── Dataset

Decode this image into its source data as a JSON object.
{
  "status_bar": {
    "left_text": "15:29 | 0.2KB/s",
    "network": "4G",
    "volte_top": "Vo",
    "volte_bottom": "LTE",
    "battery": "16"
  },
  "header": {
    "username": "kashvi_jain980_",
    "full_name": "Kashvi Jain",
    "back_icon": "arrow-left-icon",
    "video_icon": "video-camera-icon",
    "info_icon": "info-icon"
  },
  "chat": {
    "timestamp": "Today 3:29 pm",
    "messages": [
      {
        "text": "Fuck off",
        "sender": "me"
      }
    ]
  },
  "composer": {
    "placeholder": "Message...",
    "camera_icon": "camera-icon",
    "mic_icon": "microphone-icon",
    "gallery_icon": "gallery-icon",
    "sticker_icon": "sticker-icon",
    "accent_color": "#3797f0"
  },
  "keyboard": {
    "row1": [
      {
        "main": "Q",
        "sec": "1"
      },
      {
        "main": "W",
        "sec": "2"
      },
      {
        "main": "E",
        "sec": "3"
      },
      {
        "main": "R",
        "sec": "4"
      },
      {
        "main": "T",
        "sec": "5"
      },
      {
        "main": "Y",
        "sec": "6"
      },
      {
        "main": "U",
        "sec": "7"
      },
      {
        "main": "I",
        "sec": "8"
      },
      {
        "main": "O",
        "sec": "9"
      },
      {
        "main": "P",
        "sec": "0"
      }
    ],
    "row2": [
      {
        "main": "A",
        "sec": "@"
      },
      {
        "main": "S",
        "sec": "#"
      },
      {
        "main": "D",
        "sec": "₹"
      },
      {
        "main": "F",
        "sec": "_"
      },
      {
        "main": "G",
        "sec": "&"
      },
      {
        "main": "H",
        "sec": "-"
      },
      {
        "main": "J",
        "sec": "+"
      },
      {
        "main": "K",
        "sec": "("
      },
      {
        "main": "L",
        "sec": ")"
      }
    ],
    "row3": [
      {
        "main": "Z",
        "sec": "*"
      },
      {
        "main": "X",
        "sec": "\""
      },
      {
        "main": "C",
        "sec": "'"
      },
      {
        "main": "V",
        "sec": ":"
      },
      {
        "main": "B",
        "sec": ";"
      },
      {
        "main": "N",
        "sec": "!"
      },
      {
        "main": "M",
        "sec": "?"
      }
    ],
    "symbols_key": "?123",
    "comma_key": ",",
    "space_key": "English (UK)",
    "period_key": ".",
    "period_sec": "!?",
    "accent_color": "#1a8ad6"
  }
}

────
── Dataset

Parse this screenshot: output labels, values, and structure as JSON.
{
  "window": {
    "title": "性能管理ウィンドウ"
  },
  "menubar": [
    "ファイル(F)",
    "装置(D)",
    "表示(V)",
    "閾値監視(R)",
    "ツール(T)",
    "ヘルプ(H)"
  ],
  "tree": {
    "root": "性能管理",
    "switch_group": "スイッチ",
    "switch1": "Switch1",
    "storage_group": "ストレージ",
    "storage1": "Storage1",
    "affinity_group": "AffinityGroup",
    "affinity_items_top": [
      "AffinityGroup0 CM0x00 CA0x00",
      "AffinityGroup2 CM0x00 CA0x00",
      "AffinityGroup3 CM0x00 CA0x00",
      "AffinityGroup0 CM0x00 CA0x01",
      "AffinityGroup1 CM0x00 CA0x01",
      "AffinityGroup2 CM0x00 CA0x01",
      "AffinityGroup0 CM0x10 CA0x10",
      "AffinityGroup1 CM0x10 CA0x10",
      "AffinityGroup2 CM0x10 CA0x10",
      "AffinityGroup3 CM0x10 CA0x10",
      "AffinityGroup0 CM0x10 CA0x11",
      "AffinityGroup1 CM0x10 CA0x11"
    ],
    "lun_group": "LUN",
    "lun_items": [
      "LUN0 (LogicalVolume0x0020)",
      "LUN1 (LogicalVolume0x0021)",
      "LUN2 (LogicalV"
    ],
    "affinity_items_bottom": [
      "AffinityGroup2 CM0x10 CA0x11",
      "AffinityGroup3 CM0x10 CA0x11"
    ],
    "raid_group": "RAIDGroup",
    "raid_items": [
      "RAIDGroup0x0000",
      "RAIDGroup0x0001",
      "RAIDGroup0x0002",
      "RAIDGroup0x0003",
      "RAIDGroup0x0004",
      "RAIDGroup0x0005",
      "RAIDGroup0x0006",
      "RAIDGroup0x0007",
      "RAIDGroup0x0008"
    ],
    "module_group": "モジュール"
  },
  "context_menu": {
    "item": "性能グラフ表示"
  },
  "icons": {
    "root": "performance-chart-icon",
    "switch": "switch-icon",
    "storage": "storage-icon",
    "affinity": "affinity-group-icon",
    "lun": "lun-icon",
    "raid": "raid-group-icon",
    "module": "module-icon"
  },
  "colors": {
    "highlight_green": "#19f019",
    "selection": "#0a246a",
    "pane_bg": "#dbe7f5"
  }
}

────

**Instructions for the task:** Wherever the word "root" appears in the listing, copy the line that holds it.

**Exercise solution:**
    "root": "性能管理",
    "root": "performance-chart-icon",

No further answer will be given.